§ **WHAT NEEDS TO BE DONE**:
Provide the records once more, identical to the original.

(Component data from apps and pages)
****************
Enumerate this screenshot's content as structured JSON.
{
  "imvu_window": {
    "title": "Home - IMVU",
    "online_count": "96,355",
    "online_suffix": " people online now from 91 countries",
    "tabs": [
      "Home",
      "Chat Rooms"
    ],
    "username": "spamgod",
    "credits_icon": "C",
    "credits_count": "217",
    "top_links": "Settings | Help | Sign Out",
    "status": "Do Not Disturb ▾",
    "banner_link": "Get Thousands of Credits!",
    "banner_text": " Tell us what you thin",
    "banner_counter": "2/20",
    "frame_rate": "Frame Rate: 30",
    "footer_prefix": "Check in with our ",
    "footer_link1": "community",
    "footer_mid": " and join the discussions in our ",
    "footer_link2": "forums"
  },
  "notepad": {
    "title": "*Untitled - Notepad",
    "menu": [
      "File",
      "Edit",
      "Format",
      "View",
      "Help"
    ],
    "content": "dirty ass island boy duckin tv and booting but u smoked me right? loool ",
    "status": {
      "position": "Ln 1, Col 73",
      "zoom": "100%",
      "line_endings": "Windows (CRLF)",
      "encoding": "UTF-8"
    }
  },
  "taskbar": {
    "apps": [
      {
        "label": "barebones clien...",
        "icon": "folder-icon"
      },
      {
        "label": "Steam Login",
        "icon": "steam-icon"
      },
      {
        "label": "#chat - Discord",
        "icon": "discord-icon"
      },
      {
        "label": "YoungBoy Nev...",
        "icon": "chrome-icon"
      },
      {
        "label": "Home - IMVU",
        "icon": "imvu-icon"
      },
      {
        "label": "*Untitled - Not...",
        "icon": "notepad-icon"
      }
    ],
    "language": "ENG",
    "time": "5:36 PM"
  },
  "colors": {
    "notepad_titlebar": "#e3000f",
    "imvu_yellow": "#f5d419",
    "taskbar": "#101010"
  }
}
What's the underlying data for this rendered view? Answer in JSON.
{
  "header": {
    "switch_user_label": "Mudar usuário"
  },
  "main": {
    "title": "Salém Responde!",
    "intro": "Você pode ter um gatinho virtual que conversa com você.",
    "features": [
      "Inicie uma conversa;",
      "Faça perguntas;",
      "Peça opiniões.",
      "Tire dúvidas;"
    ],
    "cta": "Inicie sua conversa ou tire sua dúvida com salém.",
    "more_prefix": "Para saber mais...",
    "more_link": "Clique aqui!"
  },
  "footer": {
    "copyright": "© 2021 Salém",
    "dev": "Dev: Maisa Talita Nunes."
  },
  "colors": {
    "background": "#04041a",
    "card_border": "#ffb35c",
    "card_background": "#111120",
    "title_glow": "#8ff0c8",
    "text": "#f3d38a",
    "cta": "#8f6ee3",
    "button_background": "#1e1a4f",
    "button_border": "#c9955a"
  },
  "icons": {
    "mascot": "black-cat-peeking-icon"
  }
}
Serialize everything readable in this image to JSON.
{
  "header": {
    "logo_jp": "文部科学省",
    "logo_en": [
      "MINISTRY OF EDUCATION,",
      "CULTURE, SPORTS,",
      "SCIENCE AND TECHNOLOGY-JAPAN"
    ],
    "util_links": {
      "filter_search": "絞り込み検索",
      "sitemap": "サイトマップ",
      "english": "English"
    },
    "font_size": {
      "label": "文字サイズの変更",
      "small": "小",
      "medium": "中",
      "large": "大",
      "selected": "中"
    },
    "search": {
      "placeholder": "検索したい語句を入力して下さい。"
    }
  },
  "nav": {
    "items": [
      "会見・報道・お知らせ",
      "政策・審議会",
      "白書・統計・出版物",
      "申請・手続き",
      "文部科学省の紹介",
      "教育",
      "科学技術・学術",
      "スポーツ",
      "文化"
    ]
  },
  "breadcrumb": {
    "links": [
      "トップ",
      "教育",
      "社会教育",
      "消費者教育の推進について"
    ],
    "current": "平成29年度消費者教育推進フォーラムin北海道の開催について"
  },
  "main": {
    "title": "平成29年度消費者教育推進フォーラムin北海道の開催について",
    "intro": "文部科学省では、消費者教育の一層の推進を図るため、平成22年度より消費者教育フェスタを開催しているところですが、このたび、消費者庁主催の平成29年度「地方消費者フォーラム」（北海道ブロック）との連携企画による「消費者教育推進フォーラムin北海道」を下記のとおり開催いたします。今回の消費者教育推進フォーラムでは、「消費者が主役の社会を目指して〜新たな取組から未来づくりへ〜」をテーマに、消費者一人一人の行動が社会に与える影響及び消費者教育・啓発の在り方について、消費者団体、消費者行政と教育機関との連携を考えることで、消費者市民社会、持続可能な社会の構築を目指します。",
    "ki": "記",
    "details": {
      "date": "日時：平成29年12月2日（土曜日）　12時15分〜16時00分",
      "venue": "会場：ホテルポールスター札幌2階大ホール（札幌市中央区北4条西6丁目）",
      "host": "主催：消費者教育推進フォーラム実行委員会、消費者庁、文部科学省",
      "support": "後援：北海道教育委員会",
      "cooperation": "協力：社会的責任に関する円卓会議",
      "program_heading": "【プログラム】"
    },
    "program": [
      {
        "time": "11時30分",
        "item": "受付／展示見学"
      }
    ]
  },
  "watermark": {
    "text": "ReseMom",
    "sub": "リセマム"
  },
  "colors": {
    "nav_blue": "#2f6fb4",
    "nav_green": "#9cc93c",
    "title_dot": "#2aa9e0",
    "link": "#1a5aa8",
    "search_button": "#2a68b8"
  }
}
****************
§ **OUTPUT FOR THIS TASK**:
Enumerate this screenshot's content as structured JSON.
{
  "imvu_window": {
    "title": "Home - IMVU",
    "online_count": "96,355",
    "online_suffix": " people online now from 91 countries",
    "tabs": [
      "Home",
      "Chat Rooms"
    ],
    "username": "spamgod",
    "credits_icon": "C",
    "credits_count": "217",
    "top_links": "Settings | Help | Sign Out",
    "status": "Do Not Disturb ▾",
    "banner_link": "Get Thousands of Credits!",
    "banner_text": " Tell us what you thin",
    "banner_counter": "2/20",
    "frame_rate": "Frame Rate: 30",
    "footer_prefix": "Check in with our ",
    "footer_link1": "community",
    "footer_mid": " and join the discussions in our ",
    "footer_link2": "forums"
  },
  "notepad": {
    "title": "*Untitled - Notepad",
    "menu": [
      "File",
      "Edit",
      "Format",
      "View",
      "Help"
    ],
    "content": "dirty ass island boy duckin tv and booting but u smoked me right? loool ",
    "status": {
      "position": "Ln 1, Col 73",
      "zoom": "100%",
      "line_endings": "Windows (CRLF)",
      "encoding": "UTF-8"
    }
  },
  "taskbar": {
    "apps": [
      {
        "label": "barebones clien...",
        "icon": "folder-icon"
      },
      {
        "label": "Steam Login",
        "icon": "steam-icon"
      },
      {
        "label": "#chat - Discord",
        "icon": "discord-icon"
      },
      {
        "label": "YoungBoy Nev...",
        "icon": "chrome-icon"
      },
      {
        "label": "Home - IMVU",
        "icon": "imvu-icon"
      },
      {
        "label": "*Untitled - Not...",
        "icon": "notepad-icon"
      }
    ],
    "language": "ENG",
    "time": "5:36 PM"
  },
  "colors": {
    "notepad_titlebar": "#e3000f",
    "imvu_yellow": "#f5d419",
    "taskbar": "#101010"
  }
}
What's the underlying data for this rendered view? Answer in JSON.
{
  "header": {
    "switch_user_label": "Mudar usuário"
  },
  "main": {
    "title": "Salém Responde!",
    "intro": "Você pode ter um gatinho virtual que conversa com você.",
    "features": [
      "Inicie uma conversa;",
      "Faça perguntas;",
      "Peça opiniões.",
      "Tire dúvidas;"
    ],
    "cta": "Inicie sua conversa ou tire sua dúvida com salém.",
    "more_prefix": "Para saber mais...",
    "more_link": "Clique aqui!"
  },
  "footer": {
    "copyright": "© 2021 Salém",
    "dev": "Dev: Maisa Talita Nunes."
  },
  "colors": {
    "background": "#04041a",
    "card_border": "#ffb35c",
    "card_background": "#111120",
    "title_glow": "#8ff0c8",
    "text": "#f3d38a",
    "cta": "#8f6ee3",
    "button_background": "#1e1a4f",
    "button_border": "#c9955a"
  },
  "icons": {
    "mascot": "black-cat-peeking-icon"
  }
}
Serialize everything readable in this image to JSON.
{
  "header": {
    "logo_jp": "文部科学省",
    "logo_en": [
      "MINISTRY OF EDUCATION,",
      "CULTURE, SPORTS,",
      "SCIENCE AND TECHNOLOGY-JAPAN"
    ],
    "util_links": {
      "filter_search": "絞り込み検索",
      "sitemap": "サイトマップ",
      "english": "English"
    },
    "font_size": {
      "label": "文字サイズの変更",
      "small": "小",
      "medium": "中",
      "large": "大",
      "selected": "中"
    },
    "search": {
      "placeholder": "検索したい語句を入力して下さい。"
    }
  },
  "nav": {
    "items": [
      "会見・報道・お知らせ",
      "政策・審議会",
      "白書・統計・出版物",
      "申請・手続き",
      "文部科学省の紹介",
      "教育",
      "科学技術・学術",
      "スポーツ",
      "文化"
    ]
  },
  "breadcrumb": {
    "links": [
      "トップ",
      "教育",
      "社会教育",
      "消費者教育の推進について"
    ],
    "current": "平成29年度消費者教育推進フォーラムin北海道の開催について"
  },
  "main": {
    "title": "平成29年度消費者教育推進フォーラムin北海道の開催について",
    "intro": "文部科学省では、消費者教育の一層の推進を図るため、平成22年度より消費者教育フェスタを開催しているところですが、このたび、消費者庁主催の平成29年度「地方消費者フォーラム」（北海道ブロック）との連携企画による「消費者教育推進フォーラムin北海道」を下記のとおり開催いたします。今回の消費者教育推進フォーラムでは、「消費者が主役の社会を目指して〜新たな取組から未来づくりへ〜」をテーマに、消費者一人一人の行動が社会に与える影響及び消費者教育・啓発の在り方について、消費者団体、消費者行政と教育機関との連携を考えることで、消費者市民社会、持続可能な社会の構築を目指します。",
    "ki": "記",
    "details": {
      "date": "日時：平成29年12月2日（土曜日）　12時15分〜16時00分",
      "venue": "会場：ホテルポールスター札幌2階大ホール（札幌市中央区北4条西6丁目）",
      "host": "主催：消費者教育推進フォーラム実行委員会、消費者庁、文部科学省",
      "support": "後援：北海道教育委員会",
      "cooperation": "協力：社会的責任に関する円卓会議",
      "program_heading": "【プログラム】"
    },
    "program": [
      {
        "time": "11時30分",
        "item": "受付／展示見学"
      }
    ]
  },
  "watermark": {
    "text": "ReseMom",
    "sub": "リセマム"
  },
  "colors": {
    "nav_blue": "#2f6fb4",
    "nav_green": "#9cc93c",
    "title_dot": "#2aa9e0",
    "link": "#1a5aa8",
    "search_button": "#2a68b8"
  }
}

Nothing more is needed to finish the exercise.